Executive producers Khazma 247 and Gabriel Teodros began work on the recently released local hiphop CD 911 Amerika shortly after the infamous September 11 terrorist attacks, gathering dozens of emcees, producers, and DJs to contribute to the project. In protest against America mobilizing for war, they mobilized to record.

Aesthetically, 911's songs uniformly fit the sound of Northwest hiphop: laid-back beats, smooth samples, and melodic raps. As much as this is protest art, though, there's almost no shouting or aggressive music on the disc; this is a peaceful rally. The lyrical content is the call to mental arms where the arguments are generally divided into two camps. The first is that the events of September 11 were destined to happen because of the U.S.'s ruthless political and economic policies toward foreign countries, especially Afghanistan.
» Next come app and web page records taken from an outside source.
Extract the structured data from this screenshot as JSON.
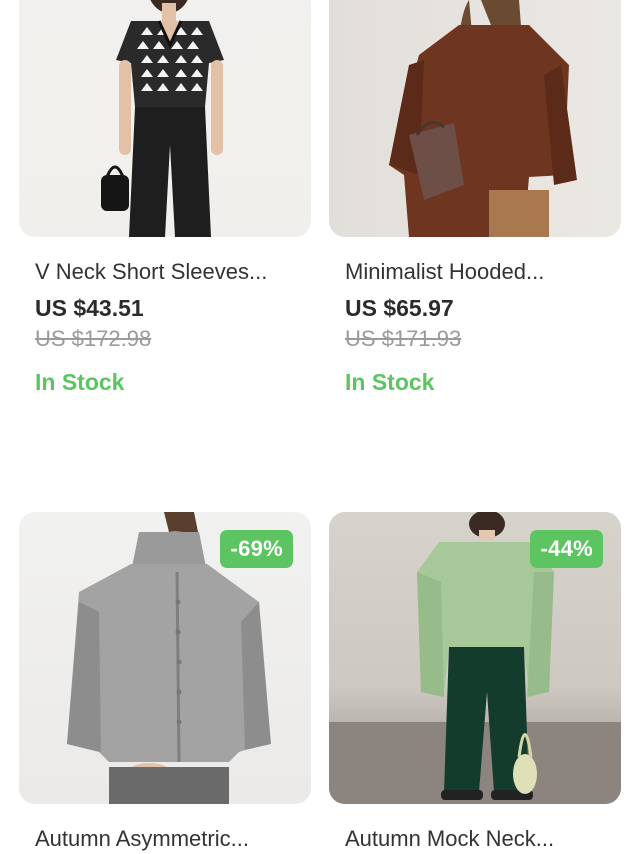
{
  "colors": {
    "accent_green": "#5cc561",
    "price_text": "#2b2b2b",
    "strike_text": "#9a9a9a"
  },
  "products": [
    {
      "title": "V Neck Short Sleeves...",
      "price": "US $43.51",
      "original_price": "US $172.98",
      "stock": "In Stock",
      "badge": ""
    },
    {
      "title": "Minimalist Hooded...",
      "price": "US $65.97",
      "original_price": "US $171.93",
      "stock": "In Stock",
      "badge": ""
    },
    {
      "title": "Autumn Asymmetric...",
      "price": "",
      "original_price": "",
      "stock": "",
      "badge": "-69%"
    },
    {
      "title": "Autumn Mock Neck...",
      "price": "",
      "original_price": "",
      "stock": "",
      "badge": "-44%"
    }
  ]
}
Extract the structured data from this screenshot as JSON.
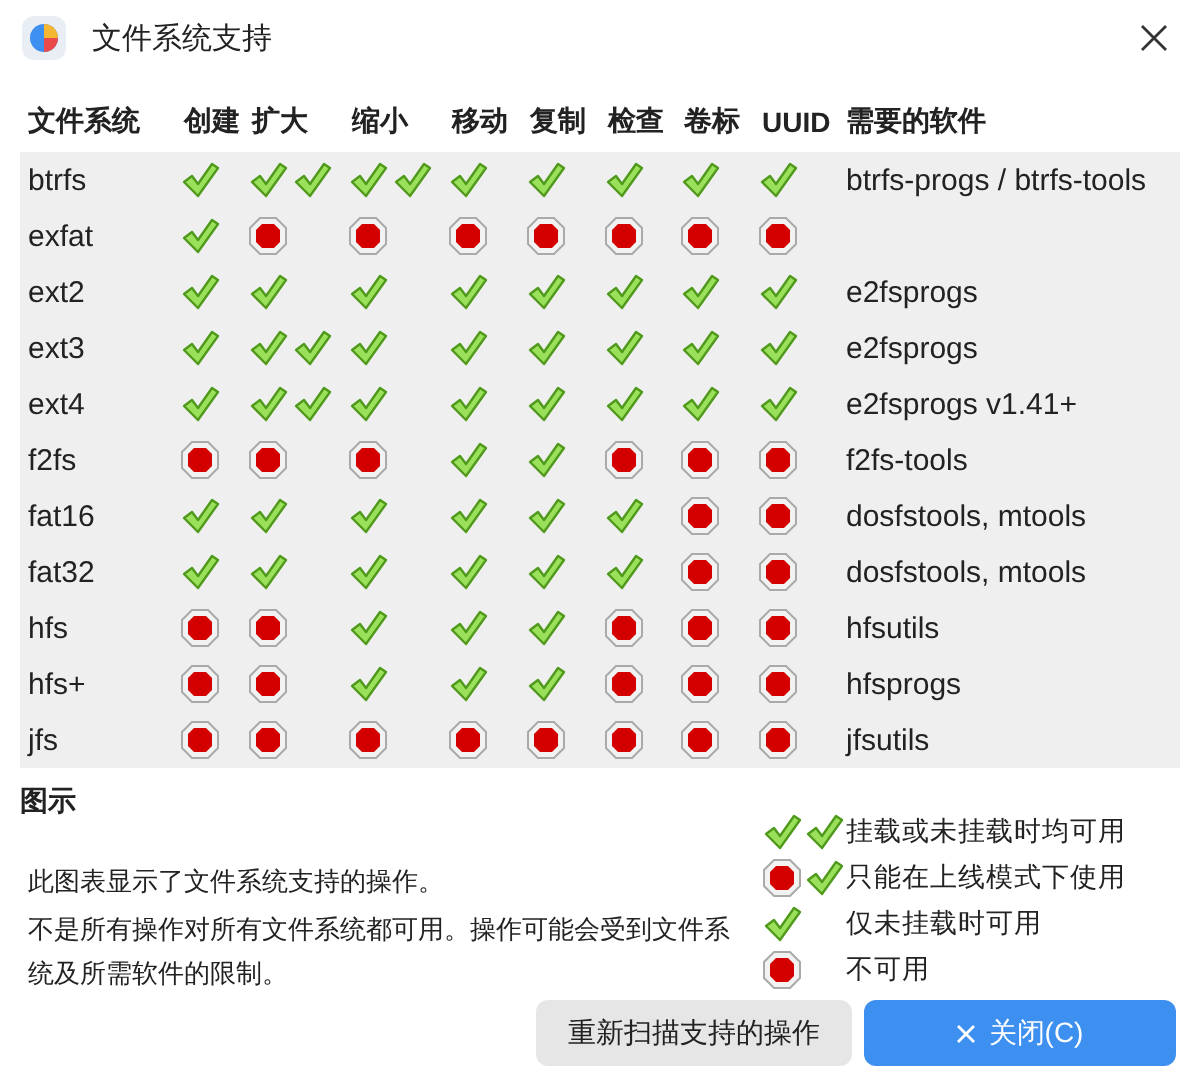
{
  "window": {
    "title": "文件系统支持"
  },
  "table": {
    "columns": [
      "文件系统",
      "创建",
      "扩大",
      "缩小",
      "移动",
      "复制",
      "检查",
      "卷标",
      "UUID",
      "需要的软件"
    ],
    "rows": [
      {
        "filesystem": "btrfs",
        "cells": [
          {
            "kind": "offline"
          },
          {
            "kind": "both"
          },
          {
            "kind": "both"
          },
          {
            "kind": "offline"
          },
          {
            "kind": "offline"
          },
          {
            "kind": "offline"
          },
          {
            "kind": "offline"
          },
          {
            "kind": "offline"
          }
        ],
        "software": "btrfs-progs / btrfs-tools"
      },
      {
        "filesystem": "exfat",
        "cells": [
          {
            "kind": "offline"
          },
          {
            "kind": "none"
          },
          {
            "kind": "none"
          },
          {
            "kind": "none"
          },
          {
            "kind": "none"
          },
          {
            "kind": "none"
          },
          {
            "kind": "none"
          },
          {
            "kind": "none"
          }
        ]
      },
      {
        "filesystem": "ext2",
        "cells": [
          {
            "kind": "offline"
          },
          {
            "kind": "offline"
          },
          {
            "kind": "offline"
          },
          {
            "kind": "offline"
          },
          {
            "kind": "offline"
          },
          {
            "kind": "offline"
          },
          {
            "kind": "offline"
          },
          {
            "kind": "offline"
          }
        ],
        "software": "e2fsprogs"
      },
      {
        "filesystem": "ext3",
        "cells": [
          {
            "kind": "offline"
          },
          {
            "kind": "both"
          },
          {
            "kind": "offline"
          },
          {
            "kind": "offline"
          },
          {
            "kind": "offline"
          },
          {
            "kind": "offline"
          },
          {
            "kind": "offline"
          },
          {
            "kind": "offline"
          }
        ],
        "software": "e2fsprogs"
      },
      {
        "filesystem": "ext4",
        "cells": [
          {
            "kind": "offline"
          },
          {
            "kind": "both"
          },
          {
            "kind": "offline"
          },
          {
            "kind": "offline"
          },
          {
            "kind": "offline"
          },
          {
            "kind": "offline"
          },
          {
            "kind": "offline"
          },
          {
            "kind": "offline"
          }
        ],
        "software": "e2fsprogs v1.41+"
      },
      {
        "filesystem": "f2fs",
        "cells": [
          {
            "kind": "none"
          },
          {
            "kind": "none"
          },
          {
            "kind": "none"
          },
          {
            "kind": "offline"
          },
          {
            "kind": "offline"
          },
          {
            "kind": "none"
          },
          {
            "kind": "none"
          },
          {
            "kind": "none"
          }
        ],
        "software": "f2fs-tools"
      },
      {
        "filesystem": "fat16",
        "cells": [
          {
            "kind": "offline"
          },
          {
            "kind": "offline"
          },
          {
            "kind": "offline"
          },
          {
            "kind": "offline"
          },
          {
            "kind": "offline"
          },
          {
            "kind": "offline"
          },
          {
            "kind": "none"
          },
          {
            "kind": "none"
          }
        ],
        "software": "dosfstools, mtools"
      },
      {
        "filesystem": "fat32",
        "cells": [
          {
            "kind": "offline"
          },
          {
            "kind": "offline"
          },
          {
            "kind": "offline"
          },
          {
            "kind": "offline"
          },
          {
            "kind": "offline"
          },
          {
            "kind": "offline"
          },
          {
            "kind": "none"
          },
          {
            "kind": "none"
          }
        ],
        "software": "dosfstools, mtools"
      },
      {
        "filesystem": "hfs",
        "cells": [
          {
            "kind": "none"
          },
          {
            "kind": "none"
          },
          {
            "kind": "offline"
          },
          {
            "kind": "offline"
          },
          {
            "kind": "offline"
          },
          {
            "kind": "none"
          },
          {
            "kind": "none"
          },
          {
            "kind": "none"
          }
        ],
        "software": "hfsutils"
      },
      {
        "filesystem": "hfs+",
        "cells": [
          {
            "kind": "none"
          },
          {
            "kind": "none"
          },
          {
            "kind": "offline"
          },
          {
            "kind": "offline"
          },
          {
            "kind": "offline"
          },
          {
            "kind": "none"
          },
          {
            "kind": "none"
          },
          {
            "kind": "none"
          }
        ],
        "software": "hfsprogs"
      },
      {
        "filesystem": "jfs",
        "cells": [
          {
            "kind": "none"
          },
          {
            "kind": "none"
          },
          {
            "kind": "none"
          },
          {
            "kind": "none"
          },
          {
            "kind": "none"
          },
          {
            "kind": "none"
          },
          {
            "kind": "none"
          },
          {
            "kind": "none"
          }
        ],
        "software": "jfsutils"
      }
    ]
  },
  "legend": {
    "title": "图示",
    "description": [
      "此图表显示了文件系统支持的操作。",
      "不是所有操作对所有文件系统都可用。操作可能会受到文件系统及所需软件的限制。"
    ],
    "items": [
      {
        "kind": "both",
        "label": "挂载或未挂载时均可用"
      },
      {
        "kind": "online",
        "label": "只能在上线模式下使用"
      },
      {
        "kind": "offline",
        "label": "仅未挂载时可用"
      },
      {
        "kind": "none",
        "label": "不可用"
      }
    ]
  },
  "buttons": [
    {
      "kind": "plain",
      "label": "重新扫描支持的操作"
    },
    {
      "kind": "primary",
      "label": "关闭(C)"
    }
  ]
}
The second theme is that these artists refuse to go to war for America because they do not pledge allegiance to what they see as a corrupt, racist, morally reproachful government. The CD's liner notes even post anti-military opinions and statistics, and include contact information for groups like the Committee for Conscientious Objectors.

911 Amerika is jam-packed with politics, and, predictably, the most disappointing raps preach from shaky soapboxes. "Situations Critical" [sic] by Yirim Seck, Monk-Wordsmith, and Tom Gray refers to New York (and the U.S. by extension) as "Babylon," where "we're at the lowest point in history that we've ever been"--a broad speculation that's tough to swallow, given this country's past of nuking the Japanese, prohibiting women and non-whites from voting, and forcing entire races into slavery.

The weaker 911 songs are dulled by generic political wording that results in bland propaganda rather than artful storytelling or self-expression. In "Assist Us," Gabriel raps, "Just because [the U.S.] has the bigger guns doesn't make it right/When will we cherish, uphold, maintain, and preserve life?" In "Centurion," Khalil Crisis asks rhetorically, "Is freedom freedom when it's not distributed equally?/Can any one country prosper over all others peacefully?" The rhetoric here, though perfectly reasonable, is rote leftism. The problem is, the more literal and linear the political expression on 911, the less poetic the song. And as great socially conscious rappers like Ice Cube, KRS-One, and Dead Prez have shown us, a strong poetic sensibility is absolutely necessary for making compelling political hiphop.

Luckily, 911 isn't completely overburdened with dubious or bland political rhetoric. In fact, there are a couple of fantastic tracks that present intelligent concepts in a compelling way. "Karma," a rap by E-Real Asim (from Black Anger) and Surge Spitable, uses hustling city blocks as an allegory for the drama between the U.S. and al-Qaeda terrorists. The first character boasts that he has the whole neighborhood under control, and the second, downtrodden but equally greedy, hides out to plot his revenge. The raps are dynamic and fresh, and the scenes are described in exquisite detail.

"God Bless Humanity" is another standout track, with a lethargic beat providing the groundwork for El Saba's spoken-word rant against a racist United States that's soliciting his participation in war. At one point the beat stops for him to yell, "You ignorant, arrogant white man, why can't you understand?!" He has fire in his belly, and his diatribe evokes a tangled mess of emotions around issues like the war on terrorism, the idea of America as "home," the militarized police force, and the complacent bystander. The song is essentially a middle finger aimed at American society, but because El Saba puts the highest premium on complex reasoning, "God Bless Humanity" is the most effective shout of protest on 911 Amerika.

In contrast, on "The Aftermath" it's not clear who has righteousness on their side. "God's comin' and God's runnin'," raps Silas Blak, over Vitamin D's fantastically smooth, funky, up-tempo beat. Like most tracks on 911, the song scrutinizes U.S. politics, but it also amusingly calls out hiphop itself in the last line of the chorus: "Are you ready for war/The enemy's too close to ignore/Use those fatigues what they're supposed to be for." Battlefield uniforms, from camouflage shirts to cargo pants, have been a big part of hiphop fashion. By calling out the clothing's function over its style, Blak presents a welcome level of self-consciousness amid the self-assurance that dominates the CD.

As a whole, 911 Amerika works because of the tracks that rise above political posturing. None of the songs present irrefutable arguments against the U.S. war on terrorism, but maybe that's not their place. As citizens of a "911 America," we get our fill of reactionary, pro-or-con politics everywhere we look. What's refreshing about this disc are the raw emotions, sophisticated storytelling, and understated humor used to interpret our current political situation. These elements broaden the discussion about our post-9/11 nation with new, interesting perspectives, without dampening the erratic, charismatic imagination that has made great political hiphop so compelling.